R v Kelly and Lindsay  3 All E.R. 741
Theft of body parts used as anatomical specimens
The first defendant (K) had access to the Royal College of Surgeons to take drawings of anatomical specimens. The second defendant (L) worked at the college. K asked L to remove a number of human body parts from the college. The body parts were then taken to K’s home where K made casts from them. The body parts were ultimately buried in a field near K’s home.
K was found guilty of theft. The trial judge found an exception to the principle established in common law that a corpse, or parts of a corpse, were not capable of being property (R v Sharp (1857) Dears & Bell 160). The trial judge held that there was property in a corpse or parts of a corpse when they have been preserved for medical or scientific examination or for the benefit of medical science. On appeal, K contended that there was no property in human body parts and therefore they could not be stolen.

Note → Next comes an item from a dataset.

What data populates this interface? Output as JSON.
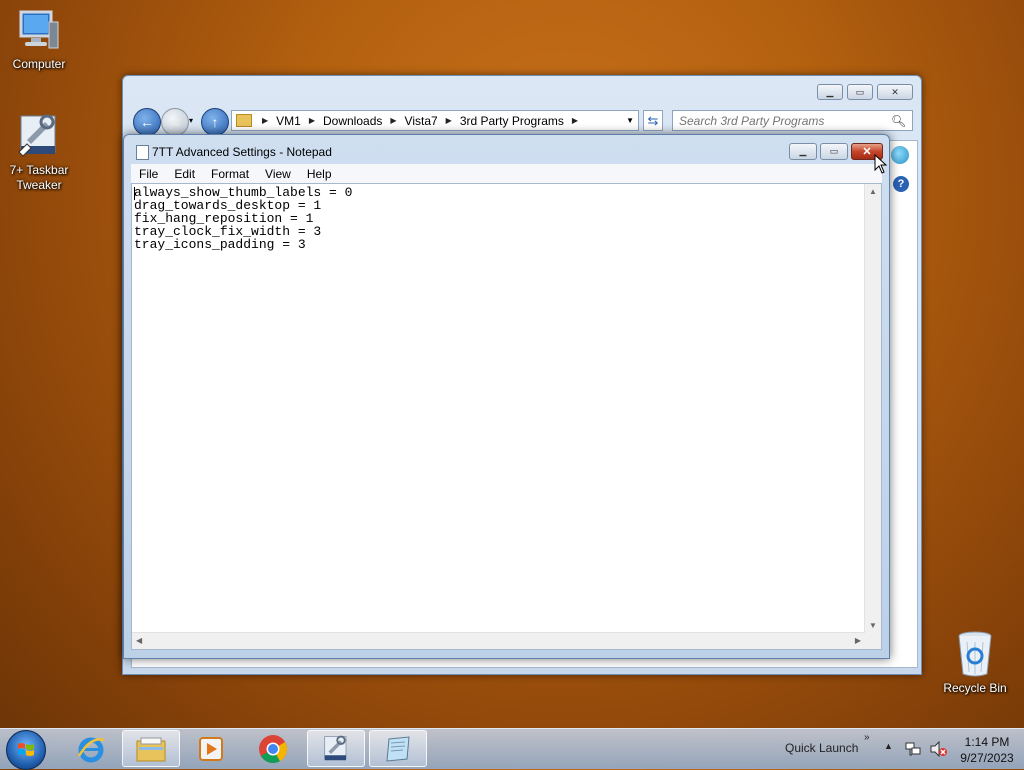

The Court of Appeal dismissed the appeal. The exception expressed to the longstanding common law rule regarding property in a corpse as relied upon by the trial judge and first expressed in the Australian case of Doodeward v Spence 6 C.L.R. 406 was valid. When a person applies lawful skill to a human body or part thereof which is in his lawful possession it acquires usefulness which distinguishes it from an interred corpse and that person therefore acquires a right to retain possession of it. Parts of a corpse are therefore capable of being property within the meaning of section 4 of the Theft Act 1968.
Cite This Essay
To export a reference to this article please select a referencing style below: